Data: Begin

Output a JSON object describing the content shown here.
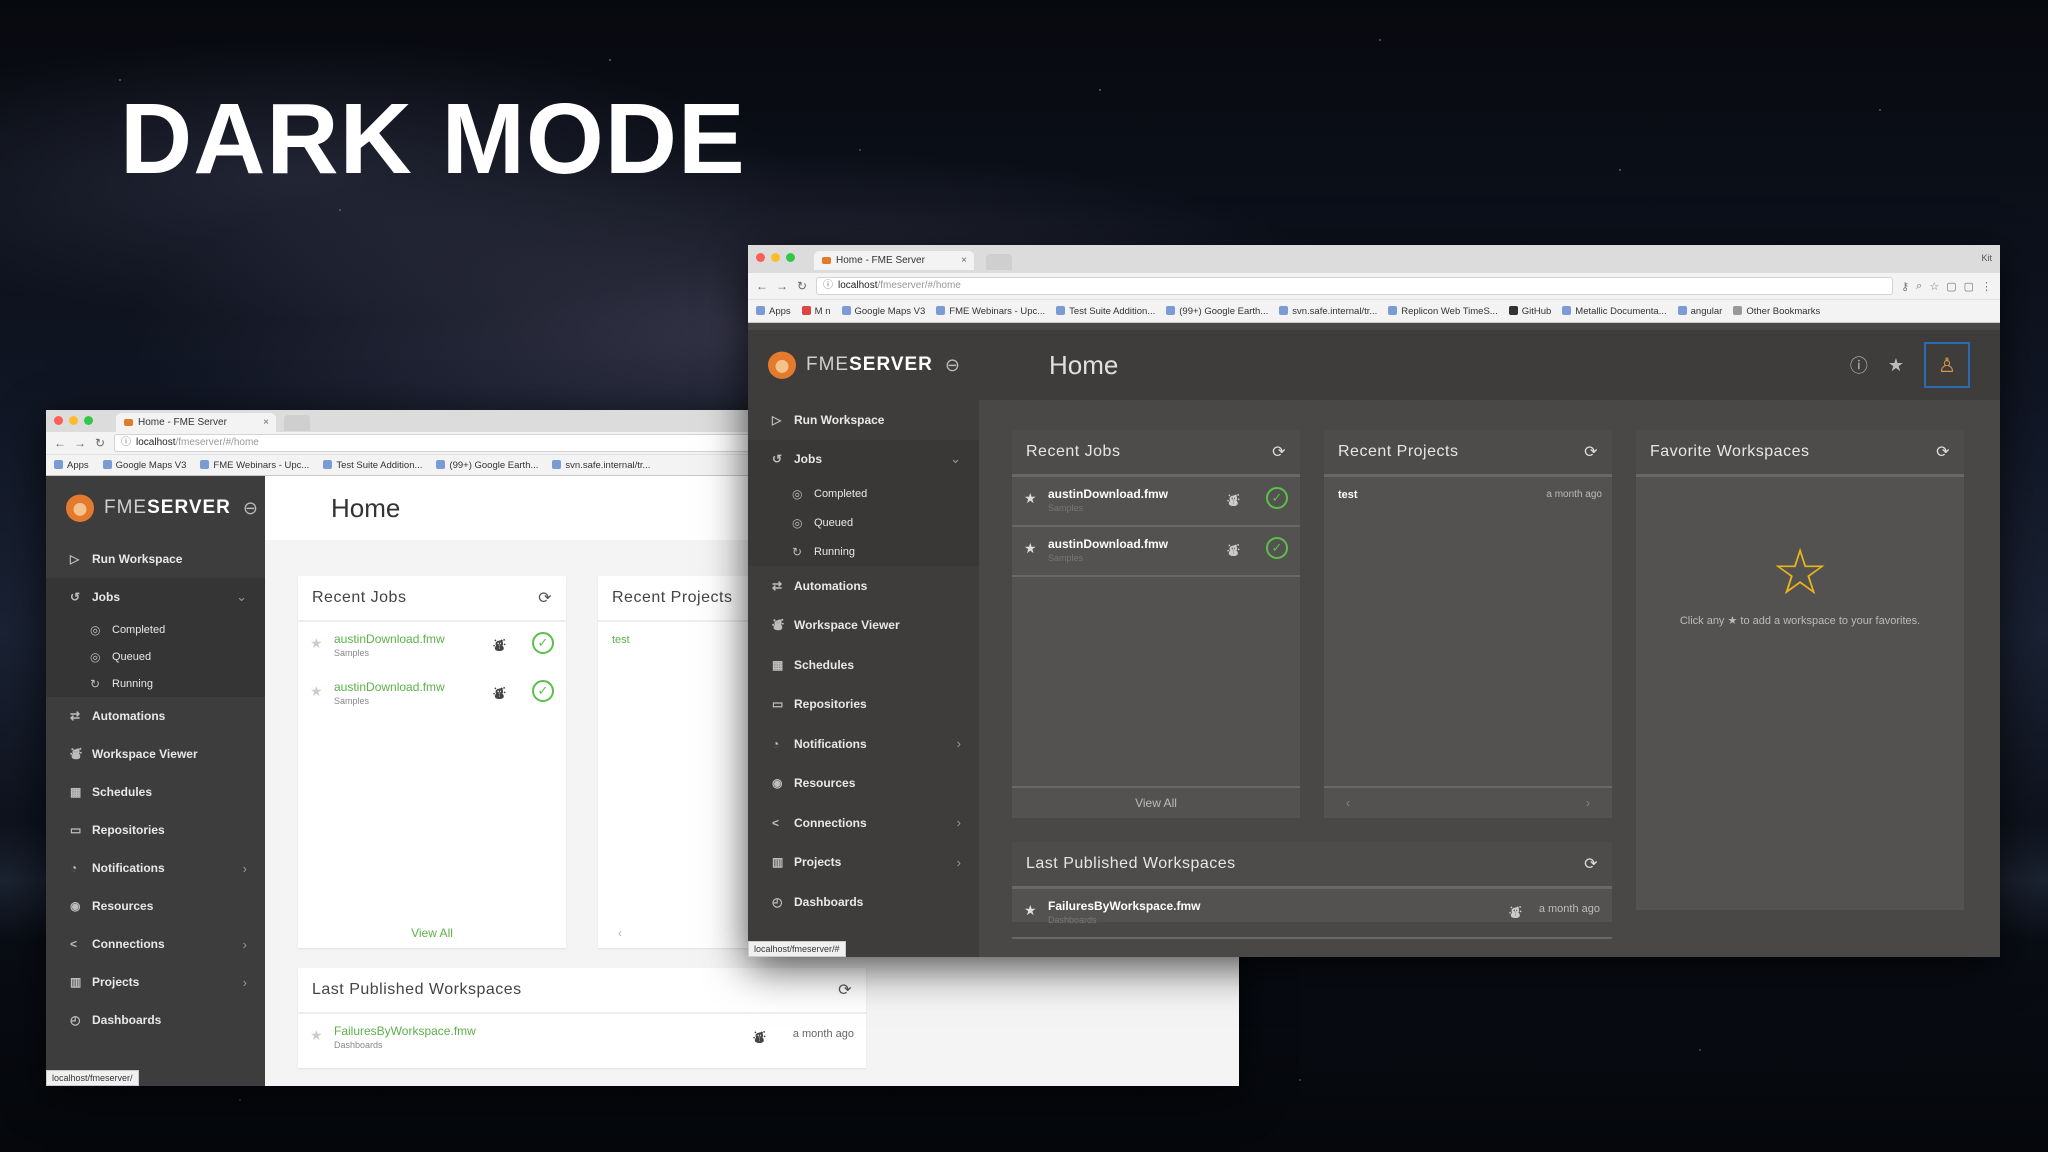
{
  "slide": {
    "title": "DARK MODE"
  },
  "browser": {
    "tab_title": "Home - FME Server",
    "user": "Kit",
    "url_host": "localhost",
    "url_path": "/fmeserver/#/home",
    "bookmarks_light": [
      "Apps",
      "Google Maps V3",
      "FME Webinars - Upc...",
      "Test Suite Addition...",
      "(99+) Google Earth...",
      "svn.safe.internal/tr..."
    ],
    "bookmarks_dark": [
      "Apps",
      "M n",
      "Google Maps V3",
      "FME Webinars - Upc...",
      "Test Suite Addition...",
      "(99+) Google Earth...",
      "svn.safe.internal/tr...",
      "Replicon Web TimeS...",
      "GitHub",
      "Metallic Documenta...",
      "angular",
      "Other Bookmarks"
    ],
    "status_url_light": "localhost/fmeserver/",
    "status_url_dark": "localhost/fmeserver/#"
  },
  "app": {
    "logo_prefix": "FME",
    "logo_suffix": "SERVER",
    "page_title": "Home"
  },
  "nav": {
    "run_workspace": "Run Workspace",
    "jobs": "Jobs",
    "completed": "Completed",
    "queued": "Queued",
    "running": "Running",
    "automations": "Automations",
    "workspace_viewer": "Workspace Viewer",
    "schedules": "Schedules",
    "repositories": "Repositories",
    "notifications": "Notifications",
    "resources": "Resources",
    "connections": "Connections",
    "projects": "Projects",
    "dashboards": "Dashboards"
  },
  "recent_jobs": {
    "title": "Recent Jobs",
    "items": [
      {
        "name": "austinDownload.fmw",
        "repo": "Samples"
      },
      {
        "name": "austinDownload.fmw",
        "repo": "Samples"
      }
    ],
    "view_all": "View All"
  },
  "recent_projects": {
    "title": "Recent Projects",
    "items": [
      {
        "name": "test",
        "time": "a month ago"
      }
    ]
  },
  "favorites": {
    "title": "Favorite Workspaces",
    "hint": "Click any ★ to add a workspace to your favorites."
  },
  "last_published": {
    "title": "Last Published Workspaces",
    "items": [
      {
        "name": "FailuresByWorkspace.fmw",
        "repo": "Dashboards",
        "time": "a month ago"
      }
    ]
  },
  "colors": {
    "accent_green": "#5db04a",
    "star_yellow": "#e8b51a",
    "avatar_border": "#2a6cb3"
  }
}
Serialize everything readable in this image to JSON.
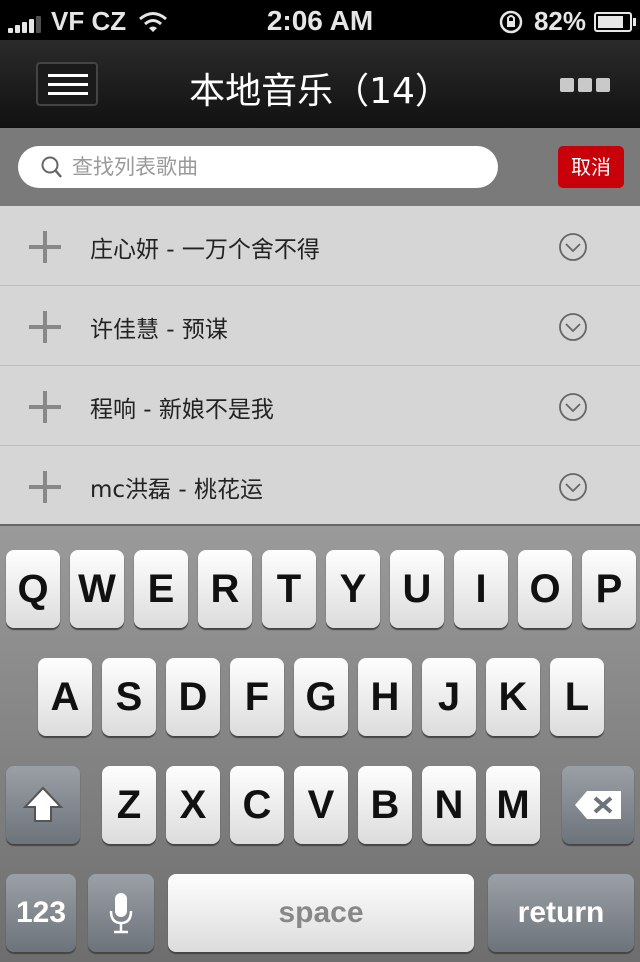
{
  "status": {
    "carrier": "VF CZ",
    "time": "2:06 AM",
    "battery": "82%",
    "battery_level": 0.82
  },
  "nav": {
    "title": "本地音乐（14）"
  },
  "search": {
    "placeholder": "查找列表歌曲",
    "cancel_label": "取消"
  },
  "songs": [
    {
      "title": "庄心妍 - 一万个舍不得"
    },
    {
      "title": "许佳慧 - 预谋"
    },
    {
      "title": "程响 - 新娘不是我"
    },
    {
      "title": "mc洪磊 - 桃花运"
    }
  ],
  "keyboard": {
    "row1": [
      "Q",
      "W",
      "E",
      "R",
      "T",
      "Y",
      "U",
      "I",
      "O",
      "P"
    ],
    "row2": [
      "A",
      "S",
      "D",
      "F",
      "G",
      "H",
      "J",
      "K",
      "L"
    ],
    "row3": [
      "Z",
      "X",
      "C",
      "V",
      "B",
      "N",
      "M"
    ],
    "numbers_label": "123",
    "space_label": "space",
    "return_label": "return"
  },
  "icons": {
    "menu": "menu-icon",
    "more": "more-icon",
    "search": "search-icon",
    "add": "plus-icon",
    "expand": "chevron-down-icon",
    "shift": "shift-icon",
    "delete": "backspace-icon",
    "mic": "microphone-icon",
    "lock": "rotation-lock-icon"
  },
  "colors": {
    "accent": "#c8000a",
    "nav_bg": "#111111"
  }
}
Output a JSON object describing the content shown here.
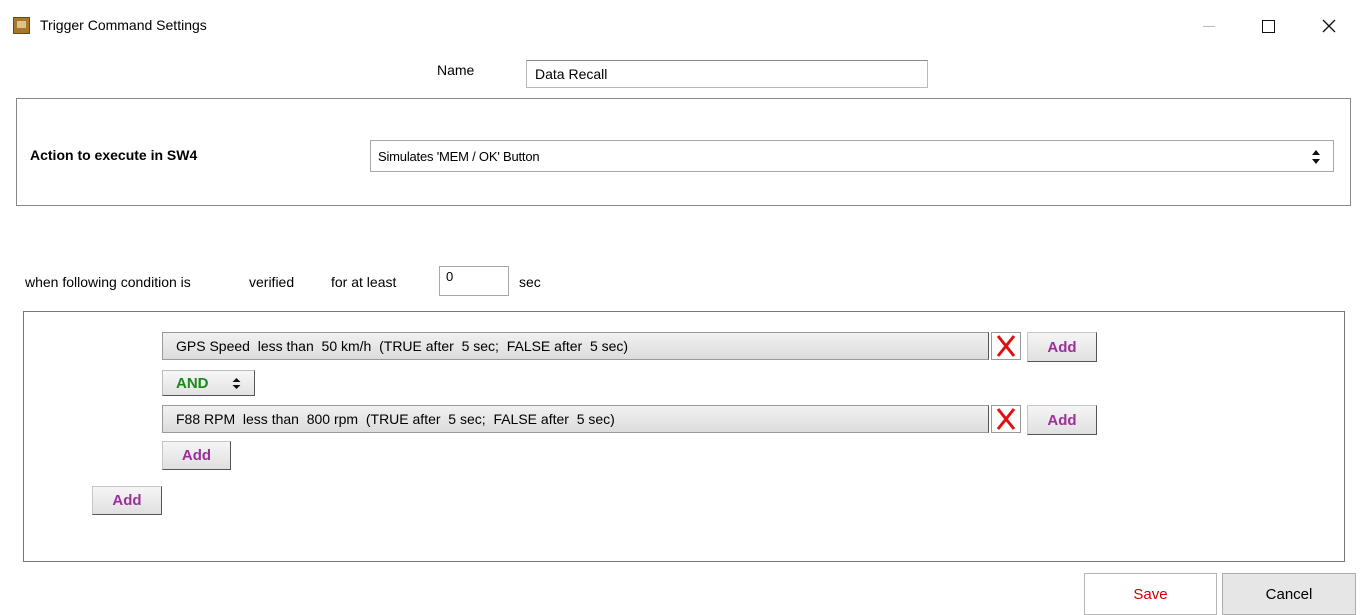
{
  "window": {
    "title": "Trigger Command Settings",
    "icon": "app-icon"
  },
  "name_field": {
    "label": "Name",
    "value": "Data Recall"
  },
  "action": {
    "label": "Action to execute in SW4",
    "selected": "Simulates 'MEM / OK' Button"
  },
  "condition": {
    "prefix": "when following condition is",
    "mode": "verified",
    "duration_label": "for at least",
    "seconds": "0",
    "unit": "sec"
  },
  "rules": [
    {
      "text": "GPS Speed  less than  50 km/h  (TRUE after  5 sec;  FALSE after  5 sec)",
      "add_label": "Add"
    },
    {
      "text": "F88 RPM  less than  800 rpm  (TRUE after  5 sec;  FALSE after  5 sec)",
      "add_label": "Add"
    }
  ],
  "operator": "AND",
  "group_add_label": "Add",
  "outer_add_label": "Add",
  "buttons": {
    "save": "Save",
    "cancel": "Cancel"
  },
  "colors": {
    "add_text": "#9b2f9b",
    "and_text": "#188a18",
    "delete_x": "#e01010",
    "save_text": "#d10000"
  }
}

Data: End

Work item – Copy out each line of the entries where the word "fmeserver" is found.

Task output –
    "url_path": "/fmeserver/#/home",
    "status_url_light": "localhost/fmeserver/",
    "status_url_dark": "localhost/fmeserver/#"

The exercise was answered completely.